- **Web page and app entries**
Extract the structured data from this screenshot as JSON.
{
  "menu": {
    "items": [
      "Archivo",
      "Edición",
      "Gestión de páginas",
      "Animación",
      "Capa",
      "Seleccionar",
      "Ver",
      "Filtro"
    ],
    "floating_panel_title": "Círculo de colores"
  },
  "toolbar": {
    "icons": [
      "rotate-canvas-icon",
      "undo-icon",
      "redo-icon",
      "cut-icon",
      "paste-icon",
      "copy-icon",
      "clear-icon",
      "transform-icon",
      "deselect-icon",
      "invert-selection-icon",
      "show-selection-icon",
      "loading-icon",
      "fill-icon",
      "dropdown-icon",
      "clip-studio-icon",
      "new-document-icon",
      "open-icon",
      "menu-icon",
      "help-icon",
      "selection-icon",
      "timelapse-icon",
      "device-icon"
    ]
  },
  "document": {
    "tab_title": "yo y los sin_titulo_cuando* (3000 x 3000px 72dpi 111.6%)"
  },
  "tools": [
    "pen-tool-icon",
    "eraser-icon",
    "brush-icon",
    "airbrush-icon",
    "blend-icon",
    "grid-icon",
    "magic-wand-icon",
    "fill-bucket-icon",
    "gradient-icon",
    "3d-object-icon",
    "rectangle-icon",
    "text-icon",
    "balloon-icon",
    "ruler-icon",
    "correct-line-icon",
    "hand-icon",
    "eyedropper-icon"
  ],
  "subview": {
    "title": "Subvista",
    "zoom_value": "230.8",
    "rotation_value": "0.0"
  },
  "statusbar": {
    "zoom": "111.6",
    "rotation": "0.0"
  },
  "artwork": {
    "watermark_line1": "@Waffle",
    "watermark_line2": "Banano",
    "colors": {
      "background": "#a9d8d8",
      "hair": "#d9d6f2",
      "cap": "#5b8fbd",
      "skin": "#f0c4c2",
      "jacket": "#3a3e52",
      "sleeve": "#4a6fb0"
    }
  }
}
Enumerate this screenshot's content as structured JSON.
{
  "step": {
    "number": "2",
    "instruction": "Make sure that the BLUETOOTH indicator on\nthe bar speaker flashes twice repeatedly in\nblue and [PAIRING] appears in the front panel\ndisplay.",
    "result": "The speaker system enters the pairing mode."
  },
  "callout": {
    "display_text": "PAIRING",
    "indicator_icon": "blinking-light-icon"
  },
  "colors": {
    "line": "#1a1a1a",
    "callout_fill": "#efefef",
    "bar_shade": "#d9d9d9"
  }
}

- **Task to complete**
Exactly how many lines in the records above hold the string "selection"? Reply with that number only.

- **Result below**
3